Speaker Series: Stefan Vogler

Sociology, University of Illinois Urbana-Champaign; ABF Affiliated Scholar
More information coming soon!
Hybrid: Virtual/In-Person (ABF Offices, 750 N Lake Shore Drive, 4th Floor Chicago, IL)

To register, contact Sophie Kofman at skofman@abfn.org

Stefan Vogler is a sociologist who studies sexuality-and gender-related issues in law, science, and health. He is currently an Assistant Professor of Sociology at the University of Illinois at Urbana-Champaign and an Affiliated Scholar with the American Bar Foundation. Vogler previously was a Research Scientist with NORC at the University of Chicago and held postdoctoral positions at Northwestern University and the University of California, Irvine. 

His research is centrally concerned with processes of legal and social classification and their relationship to social inequalities and social change. Vogler has been particularly interested in how practices of measurement and categorization vary across institutional settings and overlap and interlock with gender, sexuality, race, and nationality. 
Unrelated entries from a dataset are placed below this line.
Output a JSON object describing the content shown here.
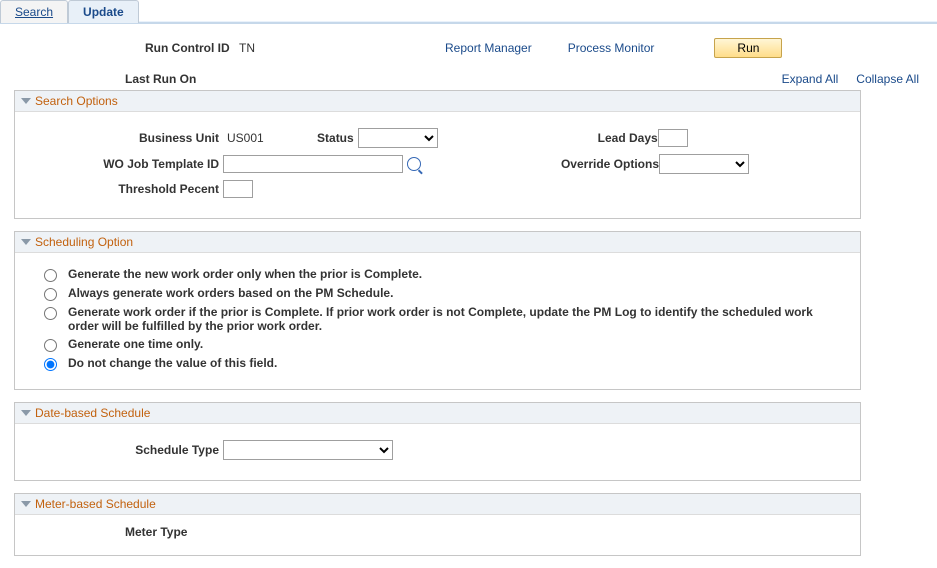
{
  "tabs": {
    "search": "Search",
    "update": "Update"
  },
  "top": {
    "runctl_label": "Run Control ID",
    "runctl_value": "TN",
    "report_manager": "Report Manager",
    "process_monitor": "Process Monitor",
    "run_btn": "Run"
  },
  "lastrun_label": "Last Run On",
  "expand_all": "Expand All",
  "collapse_all": "Collapse All",
  "search_options": {
    "title": "Search Options",
    "business_unit_label": "Business Unit",
    "business_unit_value": "US001",
    "status_label": "Status",
    "lead_days_label": "Lead Days",
    "wo_template_label": "WO Job Template ID",
    "override_label": "Override Options",
    "threshold_label": "Threshold Pecent"
  },
  "scheduling": {
    "title": "Scheduling Option",
    "opt1": "Generate the new work order only when the prior is Complete.",
    "opt2": "Always generate work orders based on the PM Schedule.",
    "opt3": "Generate work order if the prior is Complete. If prior work order is not Complete, update the PM Log to identify the scheduled work order will be fulfilled by the prior work order.",
    "opt4": "Generate one time only.",
    "opt5": "Do not change the value of this field."
  },
  "date_schedule": {
    "title": "Date-based Schedule",
    "schedule_type_label": "Schedule Type"
  },
  "meter_schedule": {
    "title": "Meter-based Schedule",
    "meter_type_label": "Meter Type"
  }
}
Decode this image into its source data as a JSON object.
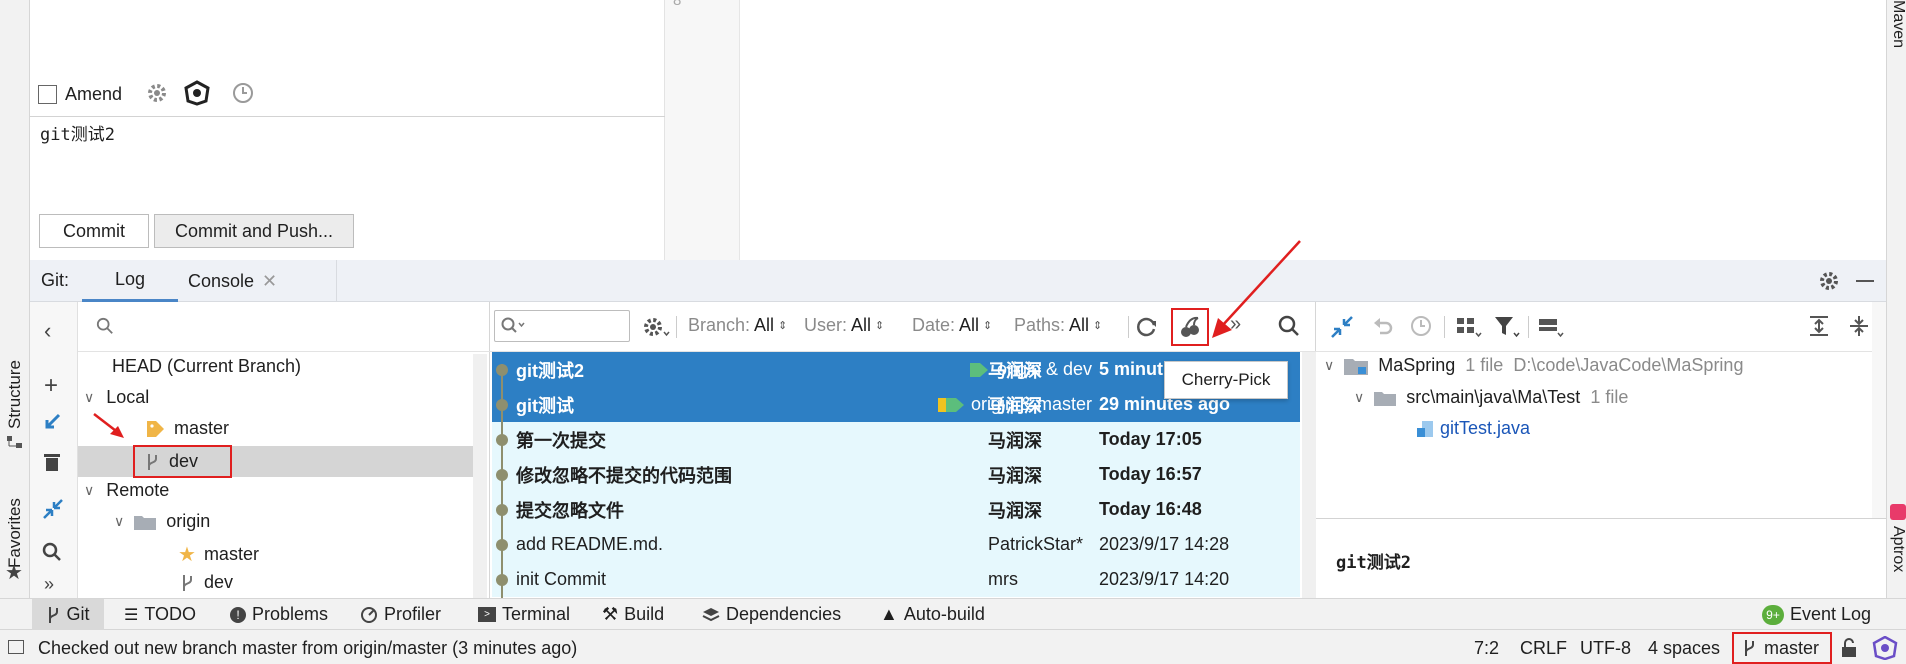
{
  "side_tools": {
    "structure": "Structure",
    "favorites": "Favorites",
    "maven": "Maven",
    "aptrox": "Aptrox"
  },
  "commit": {
    "amend_label": "Amend",
    "message": "git测试2",
    "commit_button": "Commit",
    "commit_push_button": "Commit and Push...",
    "gutter_line": "8"
  },
  "git_header": {
    "prefix": "Git:",
    "tab_log": "Log",
    "tab_console": "Console"
  },
  "branches": {
    "head": "HEAD (Current Branch)",
    "local": "Local",
    "local_master": "master",
    "local_dev": "dev",
    "remote": "Remote",
    "origin": "origin",
    "origin_master": "master",
    "origin_dev": "dev"
  },
  "log_toolbar": {
    "branch_label": "Branch:",
    "branch_value": "All",
    "user_label": "User:",
    "user_value": "All",
    "date_label": "Date:",
    "date_value": "All",
    "paths_label": "Paths:",
    "paths_value": "All",
    "tooltip": "Cherry-Pick"
  },
  "commits": [
    {
      "message": "git测试2",
      "refs": "origin & dev",
      "author": "马润深",
      "date": "5 minut"
    },
    {
      "message": "git测试",
      "refs": "origin & master",
      "author": "马润深",
      "date": "29 minutes ago"
    },
    {
      "message": "第一次提交",
      "refs": "",
      "author": "马润深",
      "date": "Today 17:05"
    },
    {
      "message": "修改忽略不提交的代码范围",
      "refs": "",
      "author": "马润深",
      "date": "Today 16:57"
    },
    {
      "message": "提交忽略文件",
      "refs": "",
      "author": "马润深",
      "date": "Today 16:48"
    },
    {
      "message": "add README.md.",
      "refs": "",
      "author": "PatrickStar*",
      "date": "2023/9/17 14:28"
    },
    {
      "message": "init Commit",
      "refs": "",
      "author": "mrs",
      "date": "2023/9/17 14:20"
    }
  ],
  "details": {
    "project": "MaSpring",
    "project_meta": "1 file",
    "project_path": "D:\\code\\JavaCode\\MaSpring",
    "folder": "src\\main\\java\\Ma\\Test",
    "folder_meta": "1 file",
    "file": "gitTest.java",
    "commit_message": "git测试2"
  },
  "bottom_tools": {
    "git": "Git",
    "todo": "TODO",
    "problems": "Problems",
    "profiler": "Profiler",
    "terminal": "Terminal",
    "build": "Build",
    "dependencies": "Dependencies",
    "autobuild": "Auto-build",
    "eventlog": "Event Log",
    "eventlog_badge": "9+"
  },
  "status": {
    "message": "Checked out new branch master from origin/master (3 minutes ago)",
    "position": "7:2",
    "line_sep": "CRLF",
    "encoding": "UTF-8",
    "indent": "4 spaces",
    "branch": "master"
  },
  "colors": {
    "selection": "#2d7fc4",
    "highlight_row": "#e6f8fd",
    "graph": "#8e8f6e",
    "annotation": "#e01f1f",
    "link": "#1a56b8"
  }
}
In his first book, Sorting Sexualities, Vogler unpacks the politics of the techno-legal classification of sexuality in the United States. His study focuses specifically on state classification practices around LGBTQ people seeking asylum in the United States and sexual offenders being evaluated for carceral placement – two situations where state actors must determine individuals’ sexualities. Though these legal settings are diametrically opposed—one a punitive assessment, the other a protective one—they present the same question: how do we know someone’s sexuality? Vogler reveals how different legal arenas take dramatically different approaches to classifying sexuality and use those classifications to legitimate different forms of social control. By delving into the histories behind these diverging classification practices and analyzing their contemporary reverberations, Sorting Sexualities shows how the science of sexuality is far more central to state power than we realize.